I was able to get my best friend, Denny Neill, on as driver, a job which he stayed with until he decided on his own future. Denny was a true friend. We car-pooled to the campus for a couple of years and lived less than a mile apart. I was living at home and working my way through school at summer jobs and then got hired part time by the Minneapolis Park Board as Men’s Director at Nicollet Field in South Minneapolis and in the summer as a recreation supervisor at various parks throughout the city.
One time my dad and I got into a “knock-down, drag-out” fight during one of his drunken binges (which by this time had cost him his job at J. Olson Machine), resulting in me leaving home with no idea where I was going. Denny and his family took me into their home where I slept on the couch for several weeks, until my mother forced my dad through an ultimatum to reconcile, at a meeting called by our pastor in his office.
DENNY AND ME IN 1995
That is the kind of guy Denny was, and is. Even though I once hurt him to the point of endangering our friendship. Denny and I went through high school church youth group, young adult fellowship, two years of college, played basketball and hockey, went water-skiing, courted girls from the same nursing school (Denny married his, Carol, and they are still together), went on a canoe trip on the Gunflint trail into Canada together, stood up in each other’s weddings, went drinking together on more than one or two occasions, and both survived the other’s driving during those awful “invincible” years to which young men are prone.

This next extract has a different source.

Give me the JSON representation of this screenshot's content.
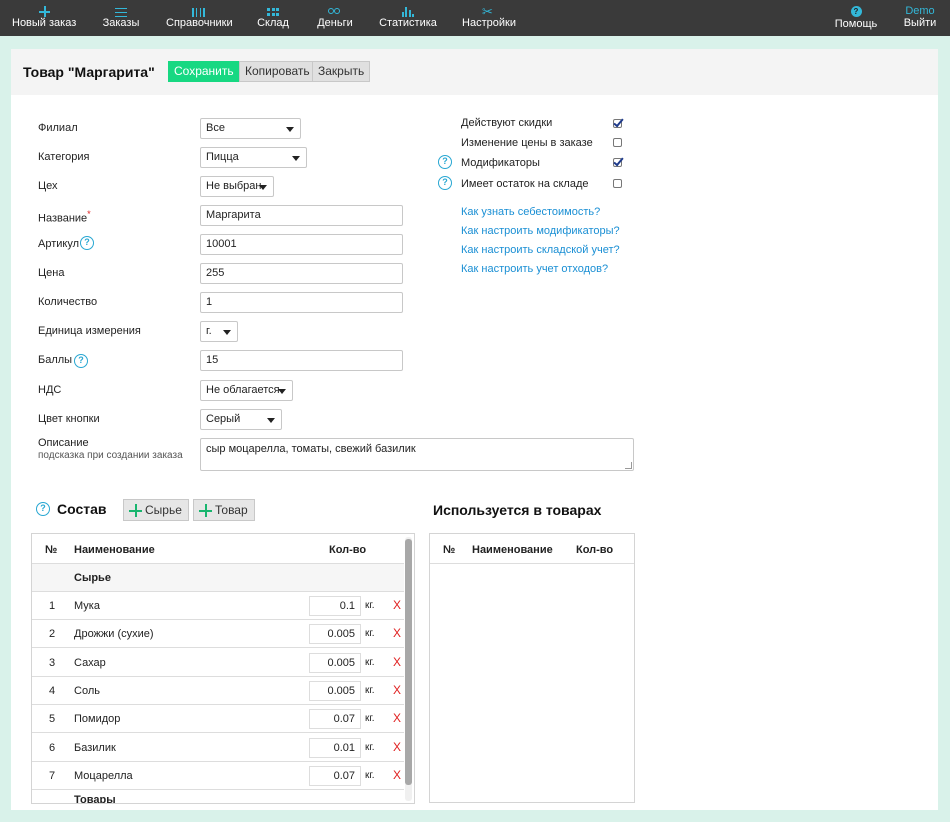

We are no longer keeping in touch on a regular basis. But we are still friends. In fact, I learned the meaning of real friendship from Denny Neill.